Continuing Education

With rapidly changing technology come new security risks, making it necessary for Information Security Analysts to keep current on new security technology as well as the latest attack methods. Employers, hardware and software vendors, colleges and universities, and private training institutions offer continuing education. Attending cybersecurity conferences may be useful to hear from other information security professionals who have knowledge of new types of attacks.


Professional certification has become the industry standard. Many different certification programs are available through product vendors, computer associations, and other training institutions. Employers prefer relevant security certification, such as a Certified Information Systems Security Professional (CISSP) credential. In addition, many product vendors require those who work with their products to be certified.

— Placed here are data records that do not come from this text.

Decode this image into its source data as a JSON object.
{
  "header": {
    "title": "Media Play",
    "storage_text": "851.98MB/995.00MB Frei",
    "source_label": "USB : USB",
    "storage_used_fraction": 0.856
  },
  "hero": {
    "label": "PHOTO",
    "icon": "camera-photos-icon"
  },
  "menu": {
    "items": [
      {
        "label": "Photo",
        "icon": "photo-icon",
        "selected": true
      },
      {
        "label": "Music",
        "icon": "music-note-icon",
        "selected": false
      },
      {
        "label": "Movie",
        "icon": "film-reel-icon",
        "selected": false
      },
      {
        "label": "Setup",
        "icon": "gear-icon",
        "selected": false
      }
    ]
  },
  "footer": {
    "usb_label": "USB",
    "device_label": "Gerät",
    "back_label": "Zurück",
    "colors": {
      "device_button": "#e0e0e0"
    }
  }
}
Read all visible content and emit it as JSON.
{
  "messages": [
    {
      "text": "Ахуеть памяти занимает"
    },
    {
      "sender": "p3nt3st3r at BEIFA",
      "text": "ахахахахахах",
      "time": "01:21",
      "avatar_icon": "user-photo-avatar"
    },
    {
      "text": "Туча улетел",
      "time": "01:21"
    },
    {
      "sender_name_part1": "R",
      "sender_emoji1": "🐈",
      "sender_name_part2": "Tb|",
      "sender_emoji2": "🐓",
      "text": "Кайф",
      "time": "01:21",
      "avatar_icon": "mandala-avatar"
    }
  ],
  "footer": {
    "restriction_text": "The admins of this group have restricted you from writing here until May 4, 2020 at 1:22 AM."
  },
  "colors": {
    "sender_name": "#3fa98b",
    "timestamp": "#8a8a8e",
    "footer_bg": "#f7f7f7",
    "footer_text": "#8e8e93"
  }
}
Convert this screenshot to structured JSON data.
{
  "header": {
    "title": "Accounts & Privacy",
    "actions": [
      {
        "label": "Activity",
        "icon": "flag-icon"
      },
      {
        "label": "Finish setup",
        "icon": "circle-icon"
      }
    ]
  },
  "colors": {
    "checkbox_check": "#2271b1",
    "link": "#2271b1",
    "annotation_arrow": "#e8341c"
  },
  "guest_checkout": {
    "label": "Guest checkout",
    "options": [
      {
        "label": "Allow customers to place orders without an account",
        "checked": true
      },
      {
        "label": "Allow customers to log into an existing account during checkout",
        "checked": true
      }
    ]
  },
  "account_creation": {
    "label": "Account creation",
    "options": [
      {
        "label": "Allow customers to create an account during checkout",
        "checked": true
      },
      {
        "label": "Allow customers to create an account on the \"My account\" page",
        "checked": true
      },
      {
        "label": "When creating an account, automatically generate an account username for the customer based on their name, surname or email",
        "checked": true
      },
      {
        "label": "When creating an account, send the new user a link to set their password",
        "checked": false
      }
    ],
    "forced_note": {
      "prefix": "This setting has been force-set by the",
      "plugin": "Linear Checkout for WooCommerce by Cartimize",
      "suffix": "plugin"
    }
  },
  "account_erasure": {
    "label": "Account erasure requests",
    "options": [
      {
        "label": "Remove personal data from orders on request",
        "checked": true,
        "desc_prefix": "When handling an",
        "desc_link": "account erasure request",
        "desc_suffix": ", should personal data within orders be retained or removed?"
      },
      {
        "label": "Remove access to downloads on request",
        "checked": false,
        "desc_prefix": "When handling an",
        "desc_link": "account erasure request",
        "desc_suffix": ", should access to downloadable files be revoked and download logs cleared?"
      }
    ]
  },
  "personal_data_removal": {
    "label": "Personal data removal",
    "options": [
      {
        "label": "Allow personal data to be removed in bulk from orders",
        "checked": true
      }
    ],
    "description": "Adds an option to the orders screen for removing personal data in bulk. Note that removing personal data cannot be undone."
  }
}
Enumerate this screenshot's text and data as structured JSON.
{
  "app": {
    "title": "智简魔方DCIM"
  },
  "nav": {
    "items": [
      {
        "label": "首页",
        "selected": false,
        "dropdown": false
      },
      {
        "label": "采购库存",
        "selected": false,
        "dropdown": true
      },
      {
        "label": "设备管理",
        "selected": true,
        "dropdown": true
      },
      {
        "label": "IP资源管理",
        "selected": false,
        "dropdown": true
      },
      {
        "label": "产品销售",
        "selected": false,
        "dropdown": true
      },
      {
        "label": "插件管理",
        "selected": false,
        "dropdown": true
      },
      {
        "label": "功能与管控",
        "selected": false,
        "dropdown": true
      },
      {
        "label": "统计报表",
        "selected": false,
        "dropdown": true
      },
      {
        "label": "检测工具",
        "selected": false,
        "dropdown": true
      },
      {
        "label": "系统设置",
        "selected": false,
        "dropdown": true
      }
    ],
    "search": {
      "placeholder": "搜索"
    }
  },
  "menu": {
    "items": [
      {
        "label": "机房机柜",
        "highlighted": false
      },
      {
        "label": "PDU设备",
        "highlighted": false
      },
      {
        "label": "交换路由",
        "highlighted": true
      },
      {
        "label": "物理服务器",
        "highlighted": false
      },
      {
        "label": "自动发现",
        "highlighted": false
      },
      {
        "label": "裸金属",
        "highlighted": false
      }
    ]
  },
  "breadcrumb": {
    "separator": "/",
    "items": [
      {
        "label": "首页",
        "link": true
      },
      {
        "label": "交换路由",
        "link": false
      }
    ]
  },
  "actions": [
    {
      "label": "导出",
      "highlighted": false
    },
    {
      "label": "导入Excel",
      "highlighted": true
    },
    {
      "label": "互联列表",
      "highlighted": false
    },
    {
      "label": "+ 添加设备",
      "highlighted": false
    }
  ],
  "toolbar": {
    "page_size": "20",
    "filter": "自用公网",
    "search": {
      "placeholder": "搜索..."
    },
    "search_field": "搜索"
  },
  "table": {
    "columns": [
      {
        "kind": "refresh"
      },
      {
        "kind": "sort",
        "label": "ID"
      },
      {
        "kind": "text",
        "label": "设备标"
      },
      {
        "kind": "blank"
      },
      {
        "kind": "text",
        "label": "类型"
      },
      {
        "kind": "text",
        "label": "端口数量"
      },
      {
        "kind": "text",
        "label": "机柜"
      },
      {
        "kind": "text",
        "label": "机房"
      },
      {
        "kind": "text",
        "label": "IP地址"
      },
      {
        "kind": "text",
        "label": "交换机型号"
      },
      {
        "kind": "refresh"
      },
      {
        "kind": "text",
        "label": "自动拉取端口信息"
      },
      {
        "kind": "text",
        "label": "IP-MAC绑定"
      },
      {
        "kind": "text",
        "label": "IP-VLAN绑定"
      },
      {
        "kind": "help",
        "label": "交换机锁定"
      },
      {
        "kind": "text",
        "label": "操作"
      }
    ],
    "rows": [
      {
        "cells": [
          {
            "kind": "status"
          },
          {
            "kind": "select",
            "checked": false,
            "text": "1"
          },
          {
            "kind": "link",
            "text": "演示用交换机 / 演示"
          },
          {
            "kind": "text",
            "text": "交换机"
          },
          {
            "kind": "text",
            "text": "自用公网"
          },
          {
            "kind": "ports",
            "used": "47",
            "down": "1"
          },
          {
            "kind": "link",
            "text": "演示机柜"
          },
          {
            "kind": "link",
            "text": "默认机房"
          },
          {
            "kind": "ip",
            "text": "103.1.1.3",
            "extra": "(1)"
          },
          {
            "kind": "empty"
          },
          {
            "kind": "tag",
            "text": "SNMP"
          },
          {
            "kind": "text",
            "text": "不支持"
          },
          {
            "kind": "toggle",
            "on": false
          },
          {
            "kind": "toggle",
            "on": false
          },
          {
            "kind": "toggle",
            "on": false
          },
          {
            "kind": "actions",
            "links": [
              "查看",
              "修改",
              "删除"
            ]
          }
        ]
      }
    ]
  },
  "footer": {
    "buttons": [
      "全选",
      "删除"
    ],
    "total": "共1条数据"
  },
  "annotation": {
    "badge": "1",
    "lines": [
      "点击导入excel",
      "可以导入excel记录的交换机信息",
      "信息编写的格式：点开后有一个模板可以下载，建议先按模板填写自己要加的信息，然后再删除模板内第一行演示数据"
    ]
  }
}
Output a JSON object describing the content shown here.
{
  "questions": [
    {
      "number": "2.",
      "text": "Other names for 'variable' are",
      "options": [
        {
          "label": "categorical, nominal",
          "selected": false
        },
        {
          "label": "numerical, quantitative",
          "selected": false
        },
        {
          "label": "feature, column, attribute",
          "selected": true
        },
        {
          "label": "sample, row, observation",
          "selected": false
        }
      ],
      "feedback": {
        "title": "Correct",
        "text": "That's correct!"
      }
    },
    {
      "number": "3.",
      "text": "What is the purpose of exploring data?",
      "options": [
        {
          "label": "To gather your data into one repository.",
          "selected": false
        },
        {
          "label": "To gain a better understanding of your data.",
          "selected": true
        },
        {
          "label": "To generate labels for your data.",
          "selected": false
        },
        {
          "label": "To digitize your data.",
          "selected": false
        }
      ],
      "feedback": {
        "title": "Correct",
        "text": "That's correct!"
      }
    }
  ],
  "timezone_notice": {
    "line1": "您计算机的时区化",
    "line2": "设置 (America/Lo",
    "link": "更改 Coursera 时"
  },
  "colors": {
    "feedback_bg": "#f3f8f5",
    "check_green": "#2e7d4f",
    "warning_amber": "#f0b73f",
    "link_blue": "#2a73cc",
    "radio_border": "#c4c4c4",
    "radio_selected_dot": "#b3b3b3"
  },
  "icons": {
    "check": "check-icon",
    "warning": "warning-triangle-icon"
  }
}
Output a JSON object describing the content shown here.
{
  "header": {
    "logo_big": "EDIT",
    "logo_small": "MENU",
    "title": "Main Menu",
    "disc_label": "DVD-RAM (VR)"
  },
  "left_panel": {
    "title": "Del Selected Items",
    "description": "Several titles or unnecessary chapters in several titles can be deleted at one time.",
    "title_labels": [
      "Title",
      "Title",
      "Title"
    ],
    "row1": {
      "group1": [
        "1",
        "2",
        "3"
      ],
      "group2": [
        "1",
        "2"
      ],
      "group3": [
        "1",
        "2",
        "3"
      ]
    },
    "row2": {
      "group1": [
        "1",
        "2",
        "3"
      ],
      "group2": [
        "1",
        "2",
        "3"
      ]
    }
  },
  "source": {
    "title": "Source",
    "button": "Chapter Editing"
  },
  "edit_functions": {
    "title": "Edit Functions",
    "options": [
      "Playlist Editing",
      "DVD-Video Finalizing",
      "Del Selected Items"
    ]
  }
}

For more information, go to the U.S. Department of Labor's Career InfoNet Web site at www.acinet.org and scroll down to "Career Tools." Click on "Certification Finder" at www.acinet.org/certifications_new/default.aspx and follow the instructions to locate certification programs.

Where Can I Find Training?

There are two ways to search for training information at www.labormarketinfo.edd.ca.gov/resources/training-and-apprenticeships.html

Contact the schools you are interested in to learn about the classes available, tuition and fees, and any prerequisite course work.

Where Would I Work?

The largest industries employing Information Security Analysts are as follows:

Industry TitlePercent of Total Employment for Occupation in California
Computer Systems Design and Rel Services21.6%
Credit Intermediation & Related Activity6.6%
Management of Companies and Enterprises6.1%
Software Publishers5.6%
Aerospace Product & Parts Manufacturing4.9%
Source: EDD/LMID Staffing Patterns at www.labormarketinfo.edd.ca.gov/data/employment-projections.html

Finding a Job

Networking is important in this occupation, since many Information Security Analysts find work through referrals. Jobs can also be found through direct application to employers, newspaper classified advertisements, online job boards, and professional organizations.  Online job opening systems include JobCentral at www.jobcentral.com and CalJOBSSM at www.caljobs.ca.gov.

To find your nearest One-Stop Career Center, go to Service Locator. View the helpful job search tips for more resources. (requires Adobe Reader).

Yellow Page Headings

You can focus your local job search by checking employers listed online or in your local telephone directory. Below are some suggested headings where you might find employers of Information Security Analysts.

Find Possible Employers

To locate a list of employers in your area, use "Find Employers" on the LaborMarketInfo Web site at http://www.labormarketinfo.edd.ca.gov/aspdotnet/databrowsing/empMain.aspx?menuChoice=emp

Where Could This Job Lead?

Information Security Analysts may advance into lead or supervisory positions. They may also move into other computer positions, such as computer systems analyst. Those with significant expertise may find opportunities as independent consultants.

Related Occupations

Below is a list of occupations related to Information Security Analysts.

Other Sources

These links are provided for your convenience and do not constitute an endorsement by EDD.

For the Career Professional

The following codes are provided to assist counselors, job placement workers, or other career professionals.

SOC - Standard Occupational Classification at www.bls.gov/soc/15-1122
O*NET - Occupational Information Network at online.onetcenter.org/
   Information Security Analysts15-1122.00
   Interest Codes (RIASEC) at online.onetcenter.org/find/descriptor/browse/Interests/#curCIR

The California Occupational Guides are a product of:
The California Employment Development Department
Labor Market Information Division

Printed on Friday, December 03, 2021